▸ **Directions for this task**
From the entries, copy out every line in which the word "content" is found.

(Element data from apps and pages)
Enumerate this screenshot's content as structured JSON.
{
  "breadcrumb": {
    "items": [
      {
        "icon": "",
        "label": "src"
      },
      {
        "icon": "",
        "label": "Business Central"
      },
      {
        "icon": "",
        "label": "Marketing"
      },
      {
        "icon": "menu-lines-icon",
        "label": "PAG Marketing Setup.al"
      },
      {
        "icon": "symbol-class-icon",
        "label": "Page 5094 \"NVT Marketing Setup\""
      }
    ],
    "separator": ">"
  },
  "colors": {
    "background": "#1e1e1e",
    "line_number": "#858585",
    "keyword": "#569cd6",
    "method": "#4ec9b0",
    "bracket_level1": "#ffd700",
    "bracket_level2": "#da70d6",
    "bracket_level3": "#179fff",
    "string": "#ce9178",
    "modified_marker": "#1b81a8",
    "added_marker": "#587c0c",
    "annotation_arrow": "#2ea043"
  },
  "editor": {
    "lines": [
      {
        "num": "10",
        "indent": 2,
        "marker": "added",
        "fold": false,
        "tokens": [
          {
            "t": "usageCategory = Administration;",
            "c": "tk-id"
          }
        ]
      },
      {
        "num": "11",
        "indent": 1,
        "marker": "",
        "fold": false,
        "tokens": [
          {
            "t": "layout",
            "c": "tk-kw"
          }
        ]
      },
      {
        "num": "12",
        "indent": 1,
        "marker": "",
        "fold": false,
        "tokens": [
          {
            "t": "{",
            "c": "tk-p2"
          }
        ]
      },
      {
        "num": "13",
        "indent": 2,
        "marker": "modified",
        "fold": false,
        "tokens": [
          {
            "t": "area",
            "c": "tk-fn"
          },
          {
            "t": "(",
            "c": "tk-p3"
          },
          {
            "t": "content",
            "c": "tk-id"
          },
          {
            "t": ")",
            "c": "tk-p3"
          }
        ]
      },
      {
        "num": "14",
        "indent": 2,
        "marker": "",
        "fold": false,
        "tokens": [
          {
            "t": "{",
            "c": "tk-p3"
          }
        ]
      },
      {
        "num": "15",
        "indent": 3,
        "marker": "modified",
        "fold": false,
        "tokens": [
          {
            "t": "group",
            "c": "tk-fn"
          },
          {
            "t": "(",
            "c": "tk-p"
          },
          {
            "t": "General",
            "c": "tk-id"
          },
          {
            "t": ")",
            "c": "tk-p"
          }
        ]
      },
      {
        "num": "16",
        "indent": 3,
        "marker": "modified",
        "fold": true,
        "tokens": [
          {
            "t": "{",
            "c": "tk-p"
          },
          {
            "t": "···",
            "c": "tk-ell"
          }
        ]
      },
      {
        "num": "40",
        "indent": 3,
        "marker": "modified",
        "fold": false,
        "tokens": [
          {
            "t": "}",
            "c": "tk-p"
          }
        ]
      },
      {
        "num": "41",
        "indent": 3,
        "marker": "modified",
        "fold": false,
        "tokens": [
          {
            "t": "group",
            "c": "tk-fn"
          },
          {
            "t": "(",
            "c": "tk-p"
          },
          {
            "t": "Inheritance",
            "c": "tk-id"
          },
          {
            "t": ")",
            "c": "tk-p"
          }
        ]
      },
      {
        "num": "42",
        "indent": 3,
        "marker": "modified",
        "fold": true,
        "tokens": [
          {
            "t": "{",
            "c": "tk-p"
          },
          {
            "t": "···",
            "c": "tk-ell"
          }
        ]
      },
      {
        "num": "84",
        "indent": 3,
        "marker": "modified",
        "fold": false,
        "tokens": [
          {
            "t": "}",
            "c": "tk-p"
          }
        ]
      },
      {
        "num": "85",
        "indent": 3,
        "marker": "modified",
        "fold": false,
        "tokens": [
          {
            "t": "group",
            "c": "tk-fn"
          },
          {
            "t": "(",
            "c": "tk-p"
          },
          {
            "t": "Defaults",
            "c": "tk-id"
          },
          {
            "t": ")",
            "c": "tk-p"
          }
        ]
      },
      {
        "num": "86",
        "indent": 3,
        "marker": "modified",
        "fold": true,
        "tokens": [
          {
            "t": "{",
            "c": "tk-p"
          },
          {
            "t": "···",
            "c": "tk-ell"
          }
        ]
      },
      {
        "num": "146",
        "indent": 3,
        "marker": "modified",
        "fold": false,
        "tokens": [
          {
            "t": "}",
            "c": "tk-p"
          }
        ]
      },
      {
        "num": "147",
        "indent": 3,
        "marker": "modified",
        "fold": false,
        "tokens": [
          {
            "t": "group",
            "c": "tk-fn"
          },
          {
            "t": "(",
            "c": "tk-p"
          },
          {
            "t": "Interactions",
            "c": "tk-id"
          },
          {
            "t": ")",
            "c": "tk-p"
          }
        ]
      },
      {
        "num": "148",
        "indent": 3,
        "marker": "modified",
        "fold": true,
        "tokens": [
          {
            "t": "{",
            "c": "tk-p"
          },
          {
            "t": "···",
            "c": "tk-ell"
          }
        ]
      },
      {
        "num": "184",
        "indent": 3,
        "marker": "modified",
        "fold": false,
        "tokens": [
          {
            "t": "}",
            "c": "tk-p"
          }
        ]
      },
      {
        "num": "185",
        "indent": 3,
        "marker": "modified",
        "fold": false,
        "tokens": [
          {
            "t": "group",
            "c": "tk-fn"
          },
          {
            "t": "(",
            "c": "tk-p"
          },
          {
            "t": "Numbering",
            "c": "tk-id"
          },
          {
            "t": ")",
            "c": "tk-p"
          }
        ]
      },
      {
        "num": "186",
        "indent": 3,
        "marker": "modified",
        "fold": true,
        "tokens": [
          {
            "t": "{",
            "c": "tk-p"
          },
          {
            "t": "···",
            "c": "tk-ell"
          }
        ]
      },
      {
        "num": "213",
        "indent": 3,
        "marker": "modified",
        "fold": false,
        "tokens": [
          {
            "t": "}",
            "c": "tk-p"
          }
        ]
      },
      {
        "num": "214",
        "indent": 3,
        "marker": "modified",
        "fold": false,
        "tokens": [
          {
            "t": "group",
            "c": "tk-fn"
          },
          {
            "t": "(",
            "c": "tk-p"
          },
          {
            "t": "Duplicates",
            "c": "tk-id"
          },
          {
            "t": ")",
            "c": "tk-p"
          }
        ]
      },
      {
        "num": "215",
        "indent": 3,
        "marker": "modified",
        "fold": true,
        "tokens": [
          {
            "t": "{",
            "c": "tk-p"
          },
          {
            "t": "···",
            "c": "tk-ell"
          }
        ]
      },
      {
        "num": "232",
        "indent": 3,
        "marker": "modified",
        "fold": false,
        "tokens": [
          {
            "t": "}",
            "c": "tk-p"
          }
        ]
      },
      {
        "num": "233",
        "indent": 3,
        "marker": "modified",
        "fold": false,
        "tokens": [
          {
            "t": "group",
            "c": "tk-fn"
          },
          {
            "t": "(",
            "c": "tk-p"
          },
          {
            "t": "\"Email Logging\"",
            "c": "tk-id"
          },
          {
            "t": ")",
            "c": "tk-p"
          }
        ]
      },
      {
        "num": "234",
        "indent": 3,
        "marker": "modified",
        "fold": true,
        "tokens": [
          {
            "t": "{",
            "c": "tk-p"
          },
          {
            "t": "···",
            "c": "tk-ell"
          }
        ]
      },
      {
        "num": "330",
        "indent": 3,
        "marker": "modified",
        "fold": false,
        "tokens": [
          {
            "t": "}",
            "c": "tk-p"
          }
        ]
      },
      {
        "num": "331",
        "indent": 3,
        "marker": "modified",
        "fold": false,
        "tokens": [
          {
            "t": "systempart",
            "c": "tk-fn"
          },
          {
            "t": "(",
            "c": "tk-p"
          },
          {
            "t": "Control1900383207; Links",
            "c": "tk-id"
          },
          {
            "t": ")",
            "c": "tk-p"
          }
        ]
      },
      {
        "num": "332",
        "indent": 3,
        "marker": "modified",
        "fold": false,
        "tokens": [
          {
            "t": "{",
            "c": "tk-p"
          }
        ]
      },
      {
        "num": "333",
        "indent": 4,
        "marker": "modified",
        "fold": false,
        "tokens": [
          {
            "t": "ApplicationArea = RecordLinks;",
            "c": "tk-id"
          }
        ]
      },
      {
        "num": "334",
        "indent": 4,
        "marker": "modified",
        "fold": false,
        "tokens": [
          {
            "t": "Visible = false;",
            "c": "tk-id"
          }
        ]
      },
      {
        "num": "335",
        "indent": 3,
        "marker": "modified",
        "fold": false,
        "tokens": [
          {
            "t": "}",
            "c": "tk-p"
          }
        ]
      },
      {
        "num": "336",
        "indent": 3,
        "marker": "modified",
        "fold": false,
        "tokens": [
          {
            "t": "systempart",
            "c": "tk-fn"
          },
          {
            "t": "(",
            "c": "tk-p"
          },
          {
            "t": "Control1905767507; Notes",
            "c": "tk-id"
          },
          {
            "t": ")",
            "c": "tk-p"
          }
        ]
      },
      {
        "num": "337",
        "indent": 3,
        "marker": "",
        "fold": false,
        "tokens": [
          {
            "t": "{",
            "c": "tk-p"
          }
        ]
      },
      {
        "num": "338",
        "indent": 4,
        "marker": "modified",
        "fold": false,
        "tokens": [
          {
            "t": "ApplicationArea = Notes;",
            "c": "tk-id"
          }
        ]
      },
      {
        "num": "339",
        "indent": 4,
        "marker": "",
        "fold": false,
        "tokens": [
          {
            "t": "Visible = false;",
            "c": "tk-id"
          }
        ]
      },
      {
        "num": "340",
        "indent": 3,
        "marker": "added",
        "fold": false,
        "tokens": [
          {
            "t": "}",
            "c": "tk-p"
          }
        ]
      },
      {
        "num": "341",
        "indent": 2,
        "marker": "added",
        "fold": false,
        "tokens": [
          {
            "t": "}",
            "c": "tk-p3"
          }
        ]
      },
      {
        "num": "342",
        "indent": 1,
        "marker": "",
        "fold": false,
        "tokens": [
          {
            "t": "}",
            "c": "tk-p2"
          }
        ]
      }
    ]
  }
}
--
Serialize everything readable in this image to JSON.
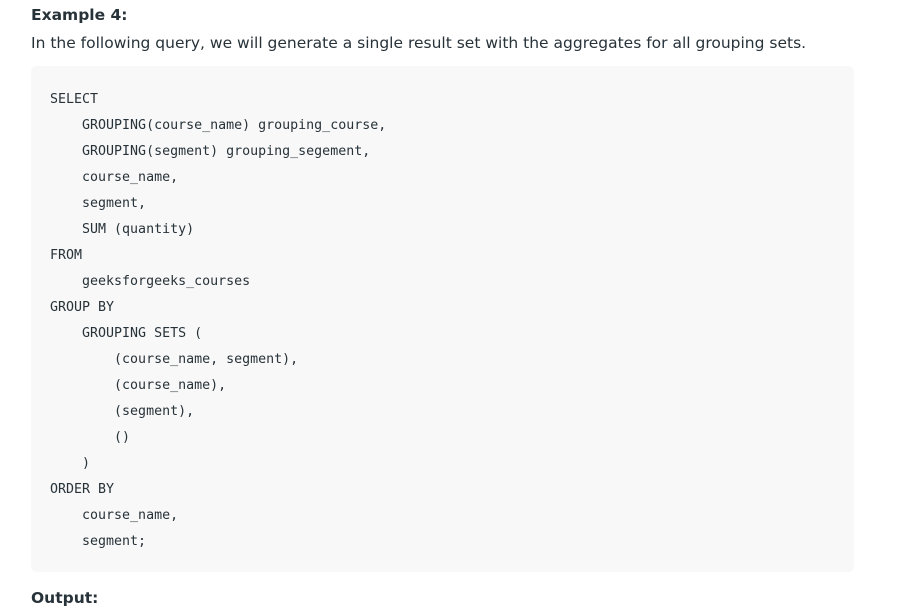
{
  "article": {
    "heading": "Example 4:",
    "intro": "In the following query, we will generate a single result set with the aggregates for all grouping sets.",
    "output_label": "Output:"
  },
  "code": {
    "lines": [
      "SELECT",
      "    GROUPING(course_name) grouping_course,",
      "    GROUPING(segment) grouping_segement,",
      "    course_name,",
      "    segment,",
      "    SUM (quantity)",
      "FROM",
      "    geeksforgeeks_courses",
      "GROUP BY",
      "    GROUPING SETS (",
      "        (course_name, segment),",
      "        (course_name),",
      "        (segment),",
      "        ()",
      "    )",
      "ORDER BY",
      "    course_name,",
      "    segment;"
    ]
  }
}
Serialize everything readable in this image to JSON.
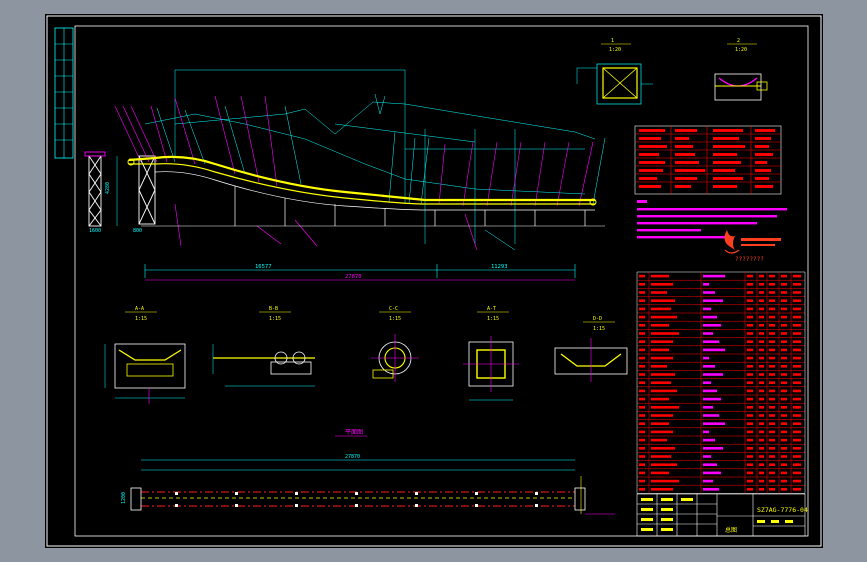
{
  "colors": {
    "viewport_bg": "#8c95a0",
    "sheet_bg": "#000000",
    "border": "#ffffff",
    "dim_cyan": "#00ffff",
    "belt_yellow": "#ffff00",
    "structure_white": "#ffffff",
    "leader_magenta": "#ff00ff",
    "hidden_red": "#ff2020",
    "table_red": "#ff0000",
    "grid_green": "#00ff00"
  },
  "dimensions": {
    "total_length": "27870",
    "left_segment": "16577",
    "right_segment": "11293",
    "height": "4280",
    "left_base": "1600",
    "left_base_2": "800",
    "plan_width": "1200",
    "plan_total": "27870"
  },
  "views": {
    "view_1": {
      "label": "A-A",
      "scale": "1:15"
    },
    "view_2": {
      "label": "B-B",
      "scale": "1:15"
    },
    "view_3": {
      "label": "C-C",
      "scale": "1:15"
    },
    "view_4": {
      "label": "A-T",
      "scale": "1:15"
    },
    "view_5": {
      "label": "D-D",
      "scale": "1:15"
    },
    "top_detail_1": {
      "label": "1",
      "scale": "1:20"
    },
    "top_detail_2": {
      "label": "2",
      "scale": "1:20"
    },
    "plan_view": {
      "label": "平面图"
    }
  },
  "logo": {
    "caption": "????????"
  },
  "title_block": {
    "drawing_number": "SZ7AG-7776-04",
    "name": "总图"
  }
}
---
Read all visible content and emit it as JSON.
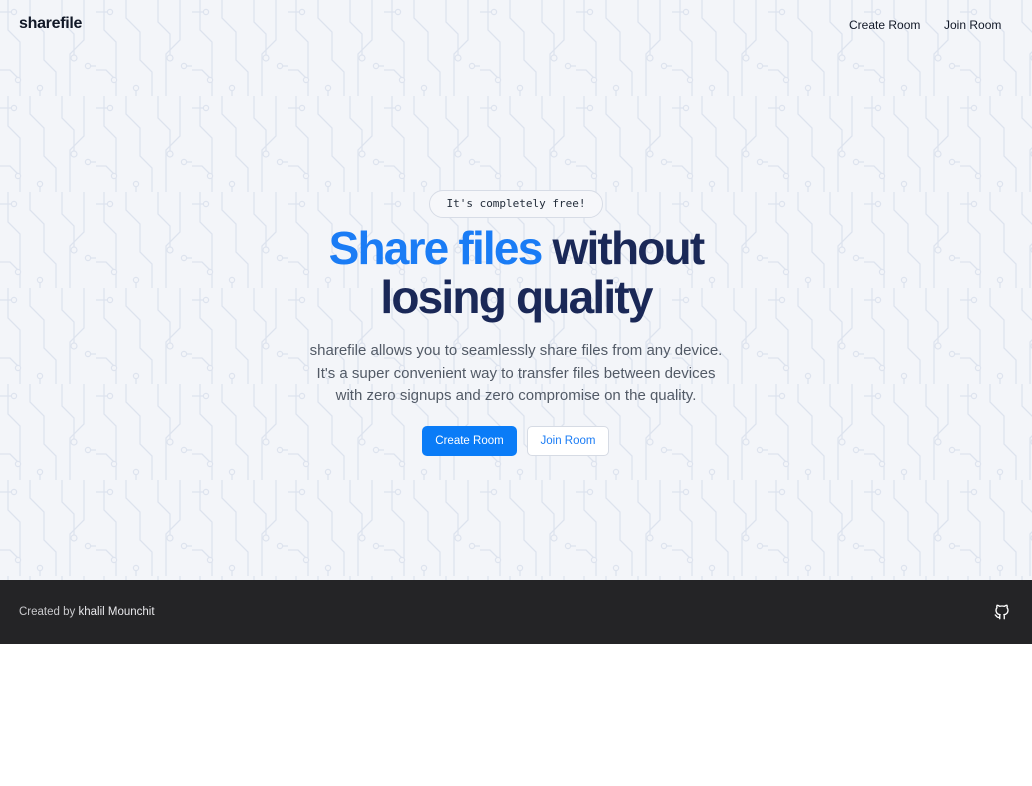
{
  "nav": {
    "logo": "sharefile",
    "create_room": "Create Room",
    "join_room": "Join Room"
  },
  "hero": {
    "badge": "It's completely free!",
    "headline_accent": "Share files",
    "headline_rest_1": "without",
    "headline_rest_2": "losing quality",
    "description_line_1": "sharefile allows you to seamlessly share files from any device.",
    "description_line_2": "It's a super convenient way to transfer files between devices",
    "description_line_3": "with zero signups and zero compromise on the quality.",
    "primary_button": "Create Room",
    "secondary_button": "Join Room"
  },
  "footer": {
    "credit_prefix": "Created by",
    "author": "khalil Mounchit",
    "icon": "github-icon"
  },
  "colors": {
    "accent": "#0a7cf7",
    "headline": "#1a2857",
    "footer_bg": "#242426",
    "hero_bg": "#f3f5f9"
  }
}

▸ **Solution for this problem**
Enumerate this screenshot's content as structured JSON.
            "t": "content",
Read all visible content and emit it as JSON.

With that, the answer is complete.